I Never Thought I Would Lose My Job, Part 1
So here I am. I’m wondering what I could have done to prevent any of it, to take it back, to prepare myself.
Three months later, I’m still drawing a blank.
The high-end audio-visual systems industry didn’t feel the sting of the recession right away. We survived the first two or three years on projects that had received funding prior to the burst. And so, I ignored the possibility that I wasn’t safe, and I settled into comfort.
Besides, I’d been working at the same company for almost five years. I was a (mostly) model employee. I stayed late, I worked quickly, and compared to the rest of the people in my department, I came cheap, since I lived in Tennessee as opposed to San Diego.
Still, I spent the last four months at my job with no new projects, nothing specific to work on, and way more Facebook updates than any self-respecting woman closing in on 30 should have. I spent my days writing a manual for the company, fixing standardization problems, and researching anything and everything I thought might be remotely helpful… all the while fighting the feeling that I needed to make a change.
I had even poked around on job sites just to see what was out there.
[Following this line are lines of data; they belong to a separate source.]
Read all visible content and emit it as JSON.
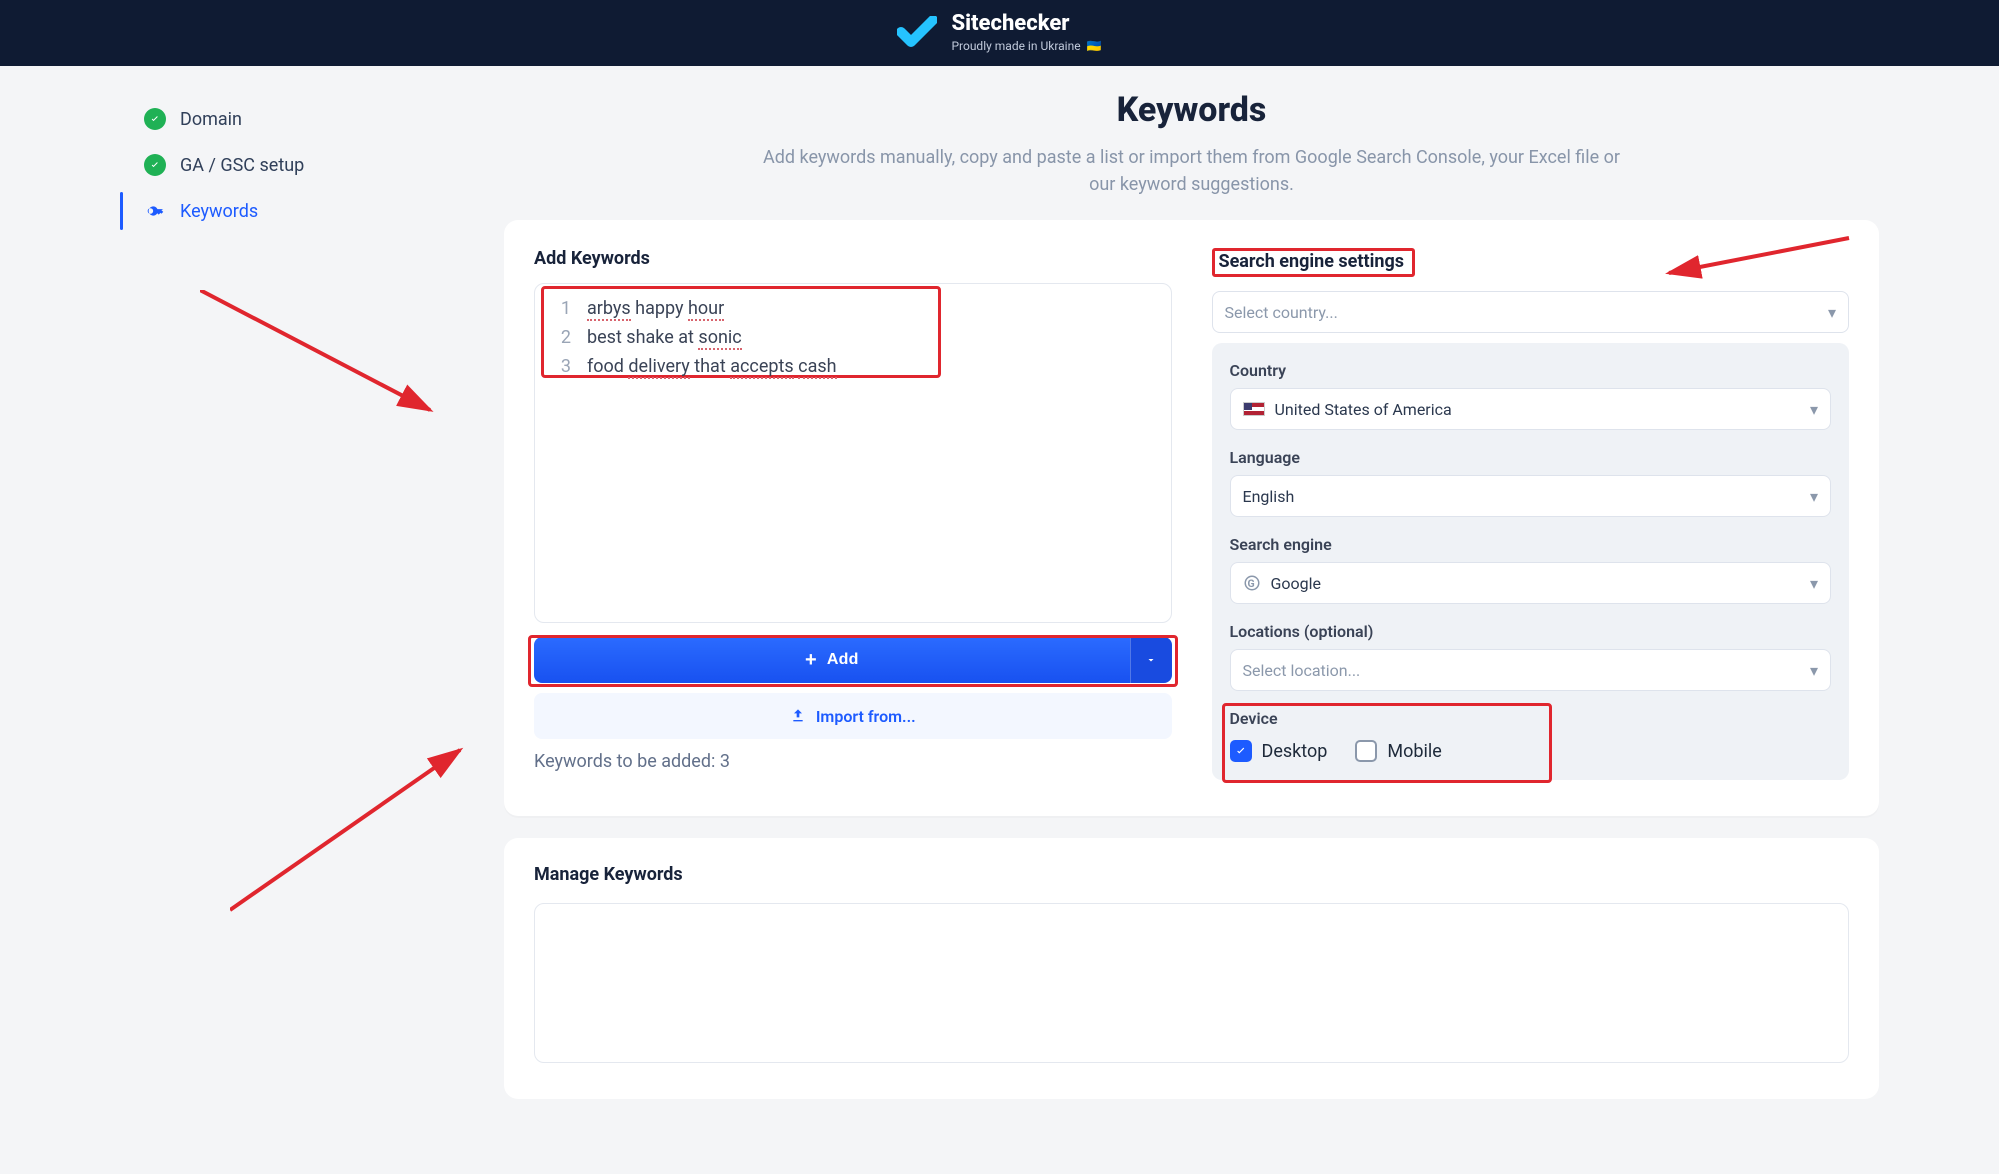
{
  "brand": {
    "title": "Sitechecker",
    "subtitle": "Proudly made in Ukraine",
    "subtitle_flag": "🇺🇦"
  },
  "steps": {
    "domain": "Domain",
    "ga": "GA / GSC setup",
    "keywords": "Keywords"
  },
  "page": {
    "title": "Keywords",
    "subtitle": "Add keywords manually, copy and paste a list or import them from Google Search Console, your Excel file or our keyword suggestions."
  },
  "left": {
    "title": "Add Keywords",
    "lines": [
      {
        "num": "1",
        "pre": "",
        "u1": "arbys",
        "mid": " happy ",
        "u2": "hour"
      },
      {
        "num": "2",
        "pre": "best shake at ",
        "u1": "sonic",
        "mid": "",
        "u2": ""
      },
      {
        "num": "3",
        "pre": "food ",
        "u1": "delivery",
        "mid": " that ",
        "u2": "accepts",
        "mid2": " ",
        "u3": "cash"
      }
    ],
    "add": "Add",
    "import": "Import from...",
    "to_be_added_label": "Keywords to be added: ",
    "to_be_added_count": "3"
  },
  "right": {
    "title": "Search engine settings",
    "country_select_placeholder": "Select country...",
    "country_label": "Country",
    "country_value": "United States of America",
    "language_label": "Language",
    "language_value": "English",
    "search_engine_label": "Search engine",
    "search_engine_value": "Google",
    "locations_label": "Locations (optional)",
    "locations_placeholder": "Select location...",
    "device_label": "Device",
    "desktop": "Desktop",
    "mobile": "Mobile",
    "desktop_checked": true,
    "mobile_checked": false
  },
  "manage": {
    "title": "Manage Keywords"
  }
}
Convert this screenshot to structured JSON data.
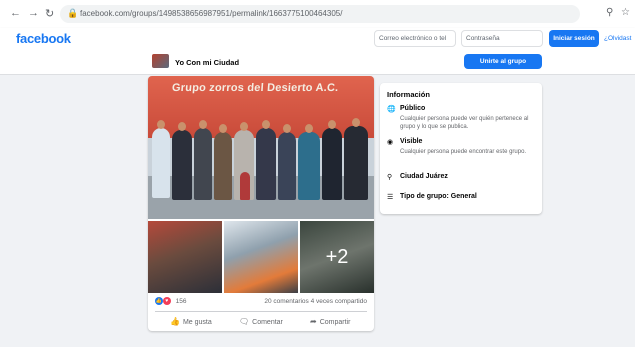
{
  "browser": {
    "back_icon": "arrow-left-icon",
    "forward_icon": "arrow-right-icon",
    "reload_icon": "reload-icon",
    "url": "facebook.com/groups/1498538656987951/permalink/1663775100464305/"
  },
  "header": {
    "logo": "facebook",
    "email_placeholder": "Correo electrónico o tel",
    "password_placeholder": "Contraseña",
    "login_label": "Iniciar sesión",
    "forgot_label": "¿Olvidast"
  },
  "group": {
    "name": "Yo Con mi Ciudad",
    "join_label": "Unirte al grupo"
  },
  "post": {
    "banner_text": "Grupo zorros del Desierto A.C.",
    "more_photos": "+2",
    "reaction_count": "156",
    "comments": "20 comentarios",
    "shares": "4 veces compartido",
    "actions": {
      "like": "Me gusta",
      "comment": "Comentar",
      "share": "Compartir"
    }
  },
  "info": {
    "title": "Información",
    "items": [
      {
        "icon": "globe-icon",
        "title": "Público",
        "desc": "Cualquier persona puede ver quién pertenece al grupo y lo que se publica."
      },
      {
        "icon": "eye-icon",
        "title": "Visible",
        "desc": "Cualquier persona puede encontrar este grupo."
      },
      {
        "icon": "location-pin-icon",
        "title": "Ciudad Juárez",
        "desc": ""
      },
      {
        "icon": "group-icon",
        "title": "Tipo de grupo: General",
        "desc": ""
      }
    ]
  },
  "colors": {
    "brand": "#1877f2",
    "background": "#f0f2f5"
  }
}
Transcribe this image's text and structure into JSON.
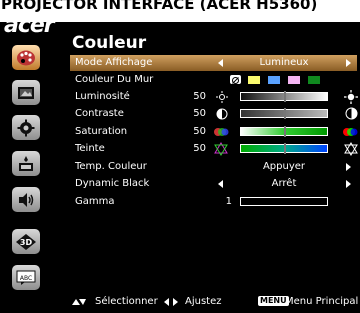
{
  "caption": "PROJECTOR INTERFACE (ACER H5360)",
  "brand": "acer",
  "sidebar": [
    {
      "name": "palette-icon",
      "active": true
    },
    {
      "name": "picture-icon",
      "active": false
    },
    {
      "name": "gear-icon",
      "active": false
    },
    {
      "name": "timer-icon",
      "active": false
    },
    {
      "name": "speaker-icon",
      "active": false
    },
    {
      "name": "3d-icon",
      "active": false
    },
    {
      "name": "abc-icon",
      "active": false
    }
  ],
  "menu": {
    "title": "Couleur",
    "rows": [
      {
        "label": "Mode Affichage",
        "value": "Lumineux",
        "selected": true
      },
      {
        "label": "Couleur Du Mur",
        "swatches": [
          "#fbfb6e",
          "#5aa2ff",
          "#f4b5f2",
          "#10891f"
        ]
      },
      {
        "label": "Luminosité",
        "num": "50",
        "level": 0.5
      },
      {
        "label": "Contraste",
        "num": "50",
        "level": 0.5
      },
      {
        "label": "Saturation",
        "num": "50",
        "level": 0.5
      },
      {
        "label": "Teinte",
        "num": "50",
        "level": 0.5
      },
      {
        "label": "Temp. Couleur",
        "value": "Appuyer"
      },
      {
        "label": "Dynamic Black",
        "value": "Arrêt"
      },
      {
        "label": "Gamma",
        "num": "1",
        "level": 0.0
      }
    ]
  },
  "footer": {
    "select": "Sélectionner",
    "adjust": "Ajustez",
    "menu_key": "MENU",
    "menu_label": "Menu Principal"
  }
}
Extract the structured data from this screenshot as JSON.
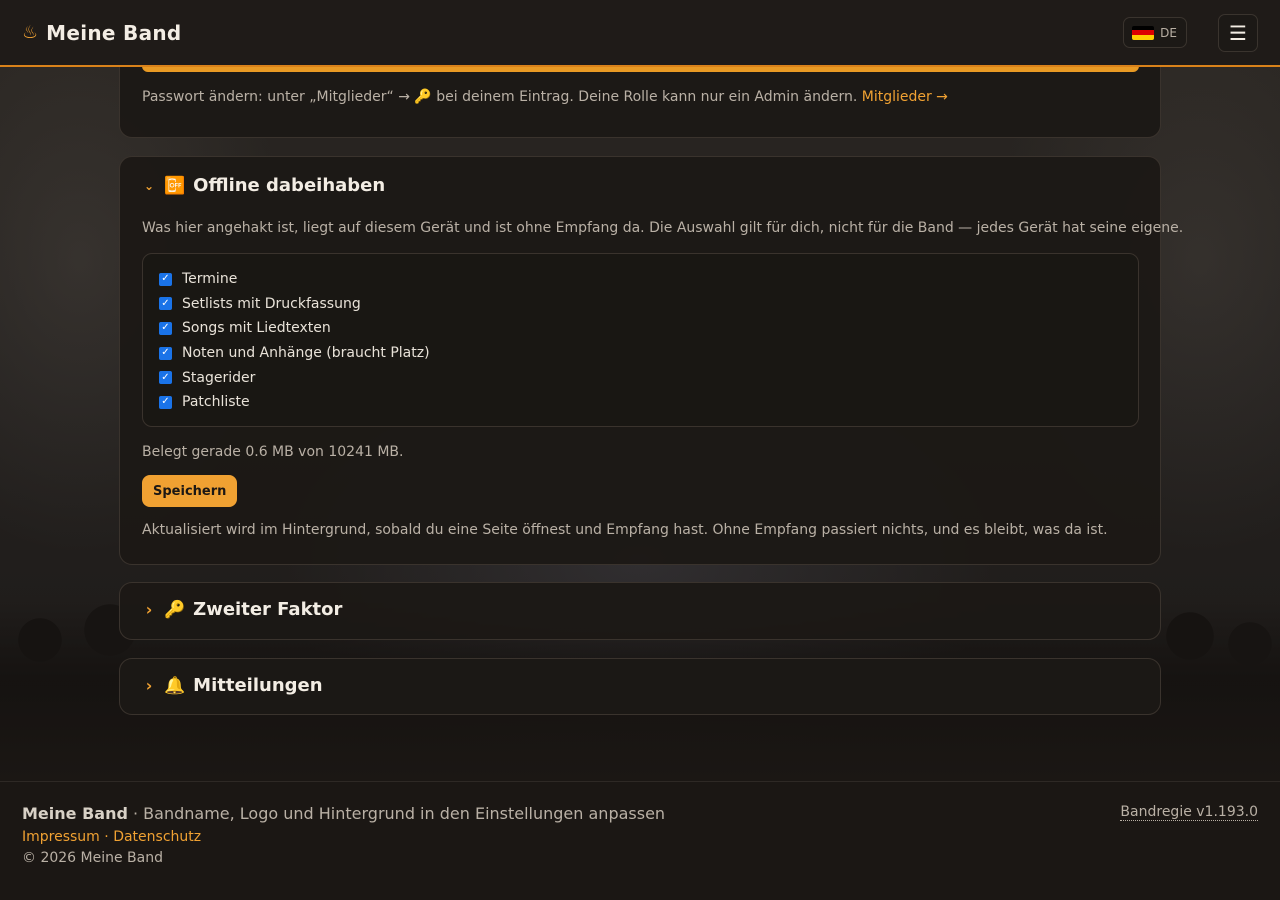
{
  "header": {
    "brand_icon": "♨",
    "brand_name": "Meine Band",
    "lang_code": "DE",
    "menu_icon": "☰"
  },
  "top_card": {
    "note_text": "Passwort ändern: unter „Mitglieder“ → 🔑 bei deinem Eintrag. Deine Rolle kann nur ein Admin ändern.",
    "note_link": "Mitglieder →"
  },
  "offline": {
    "chevron": "⌄",
    "icon": "📴",
    "title": "Offline dabeihaben",
    "description": "Was hier angehakt ist, liegt auf diesem Gerät und ist ohne Empfang da. Die Auswahl gilt für dich, nicht für die Band — jedes Gerät hat seine eigene.",
    "items": [
      {
        "label": "Termine",
        "checked": true
      },
      {
        "label": "Setlists mit Druckfassung",
        "checked": true
      },
      {
        "label": "Songs mit Liedtexten",
        "checked": true
      },
      {
        "label": "Noten und Anhänge (braucht Platz)",
        "checked": true
      },
      {
        "label": "Stagerider",
        "checked": true
      },
      {
        "label": "Patchliste",
        "checked": true
      }
    ],
    "usage": "Belegt gerade 0.6 MB von 10241 MB.",
    "save_label": "Speichern",
    "footnote": "Aktualisiert wird im Hintergrund, sobald du eine Seite öffnest und Empfang hast. Ohne Empfang passiert nichts, und es bleibt, was da ist."
  },
  "two_factor": {
    "chevron": "›",
    "icon": "🔑",
    "title": "Zweiter Faktor"
  },
  "notifications": {
    "chevron": "›",
    "icon": "🔔",
    "title": "Mitteilungen"
  },
  "footer": {
    "brand": "Meine Band",
    "tagline": " · Bandname, Logo und Hintergrund in den Einstellungen anpassen",
    "link_impressum": "Impressum",
    "link_sep": " · ",
    "link_datenschutz": "Datenschutz",
    "copyright": "© 2026 Meine Band",
    "version": "Bandregie v1.193.0"
  },
  "colors": {
    "accent": "#f0a132",
    "accent_border": "#d9821a",
    "checkbox": "#1a73e8"
  }
}
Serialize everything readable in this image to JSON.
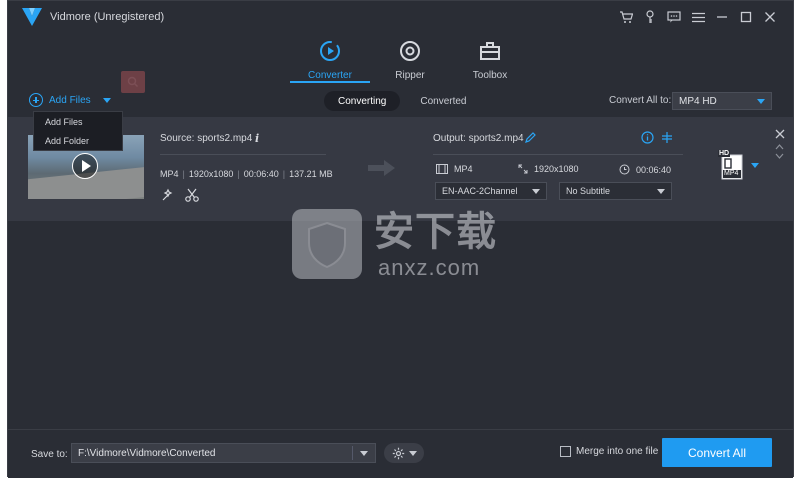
{
  "app": {
    "title": "Vidmore (Unregistered)"
  },
  "colors": {
    "accent": "#2aa5f5",
    "background": "#2a2d35",
    "row": "#363943",
    "convert_button": "#1f9bf1"
  },
  "window_controls": [
    "cart-icon",
    "key-icon",
    "feedback-icon",
    "menu-icon",
    "minimize-icon",
    "maximize-icon",
    "close-icon"
  ],
  "main_tabs": [
    {
      "label": "Converter",
      "icon": "converter-icon",
      "active": true
    },
    {
      "label": "Ripper",
      "icon": "ripper-icon",
      "active": false
    },
    {
      "label": "Toolbox",
      "icon": "toolbox-icon",
      "active": false
    }
  ],
  "toolbar": {
    "add_files_label": "Add Files",
    "segments": [
      "Converting",
      "Converted"
    ],
    "convert_all_label": "Convert All to:",
    "convert_all_format": "MP4 HD"
  },
  "dropdown": {
    "items": [
      "Add Files",
      "Add Folder"
    ]
  },
  "file": {
    "source_name": "Source: sports2.mp4",
    "info_glyph": "i",
    "format": "MP4",
    "resolution": "1920x1080",
    "duration": "00:06:40",
    "size": "137.21 MB",
    "output_name": "Output: sports2.mp4",
    "out_format": "MP4",
    "out_resolution": "1920x1080",
    "out_duration": "00:06:40",
    "audio_track": "EN-AAC-2Channel",
    "subtitle": "No Subtitle",
    "hd_badge": "HD",
    "format_badge": "MP4"
  },
  "watermark": {
    "big": "安下载",
    "small": "anxz.com"
  },
  "bottom": {
    "save_label": "Save to:",
    "save_path": "F:\\Vidmore\\Vidmore\\Converted",
    "merge_label": "Merge into one file",
    "merge_checked": false,
    "convert_button": "Convert All"
  }
}
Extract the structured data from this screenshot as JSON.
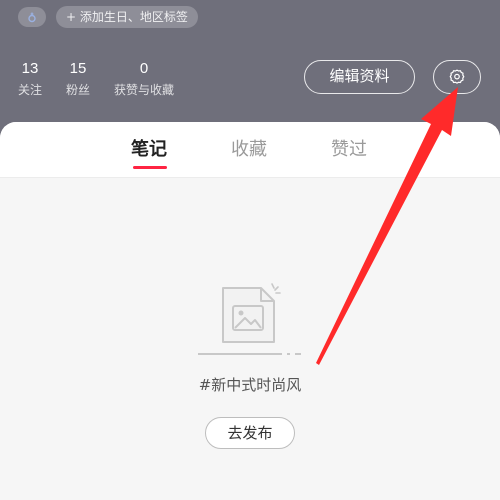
{
  "header": {
    "tag_label": "+ 添加生日、地区标签",
    "stats": [
      {
        "value": "13",
        "label": "关注"
      },
      {
        "value": "15",
        "label": "粉丝"
      },
      {
        "value": "0",
        "label": "获赞与收藏"
      }
    ],
    "edit_profile_label": "编辑资料",
    "settings_icon": "gear-icon",
    "background_color": "#6f6f7b"
  },
  "tabs": [
    {
      "label": "笔记",
      "active": true
    },
    {
      "label": "收藏",
      "active": false
    },
    {
      "label": "赞过",
      "active": false
    }
  ],
  "accent_color": "#ff2442",
  "empty_state": {
    "icon": "document-image-icon",
    "hashtag": "#新中式时尚风",
    "publish_label": "去发布"
  },
  "annotation": {
    "type": "arrow",
    "color": "#ff2a2a",
    "points_to": "settings-button"
  }
}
But never once did I entertain the notion that I would need to find a new job.
One extraordinarily cold and icy Friday in January, I was sitting in my office, twiddling my thumbs and trying to find something to do, when the phone rang. The voice on the other end of the line was one I’d talked to nearly every day for almost five years, and yet my stomach twisted and curled when I heard the tone in his voice. I knew that bad news was coming, and it felt like Iwas tied to the tracks, waiting for the train to run me over.
All of a sudden, I was sweating, I was crying, and I felt like I was going to throw up.
There it was. I was being laid off.
I spent the rest of the day packing my things. Books, music, taking personal files from my computer, and trying like hell not to let all the shop boys see me cry. I had turned into a cliche. I had turned into an emotional woman who couldn’t stop crying. But I hid it.
I have never been comfortable letting my vulnerabilities out into the open, and this was no exception. My shame made me want to hide from the world. Even letting my boyfriend know was an act of strength the likes of which I had never achieved. I was scared that he wouldn’t love me anymore because I would seem stupid, even worthless.
I was sitting on the porch, having a beer and a smoke, pondering what to do, when his truck pulled up. Instantly, I realized that this wasn’t something I could hide. I wanted to tell him. I wanted him to know, and I needed the support. The conversation ran through my head 27 times before he even reached the porch.
He asked all the required questions with an appropriate level of shock and anger on his face. He cursed my boss in all the right places, he gave me hugs when the tears welled up between the expletives. I don’t know why I ever thought he wouldn’t understand, or wouldn’t be there for me.
After letting the most important person in my life a little closer in, I had to go out. I had a billiards tournament to play, and I was the captain. I couldn’t be seen as someone who let emotions get in the way. I couldn’t let them know that I was ashamed. I tried with everything I had to hide what was going on from my friends, but to no avail.
My trust was repaid with Jack Daniels, an ear to bend, and a sympathetic ride home.
The next day, I was left with a choice to make. I could go back to the bottle, the recliner, and the anchoring lack of self-worth that threatened to consume everything I stood for. Or I could pick my ass up, stop wasting time, and continue to believe in everything my persevering ancestors had taught me.
The easy choice stood before me like a warm, soft, mind-numbing blanket. It wouldn’t be that hard to fall in. Due to my 23 years of contact sports, I had a standing prescription for opiates, and at that point, even $5 whiskey sounded sweeter than ambrosia. It was easy, it was there, and it was one of the most tempting thoughts that I had ever entertained.
But I chose the latter. I had been down the low road, and I knew that clawing myself back out would be harder than just keeping my head up from the start. I was raised to be strong. I had spent my life hardening myself against the inevitable, and here was the inevitable, jeopardizing who I was.
The future held nothing but vast insecurity and unknown possibilities, and I was standing on a path that was a complete mystery. I’d had a job since I was 14. I didn’t know how to proceed. I was lost, I was depressed. I didn’t know what to do, but I knew I had to do something. Apathy and disdain were too easy.
I had made my choice, and I was ready to act. I set the bottle down, literally and figuratively.
Maybe the fact that I truly didn’t believe in any other option made my choice for me. Maybe it was the fact that my insecurities only find relief when I’m being useful and intelligent. Part of me wanted nothing more than to find someone to blame, to have someone fix it. But I couldn’t rely on anyone or anything else. I had to take charge of my own life.
I never thought I would lose my job. But I wasn’t about to let it break me.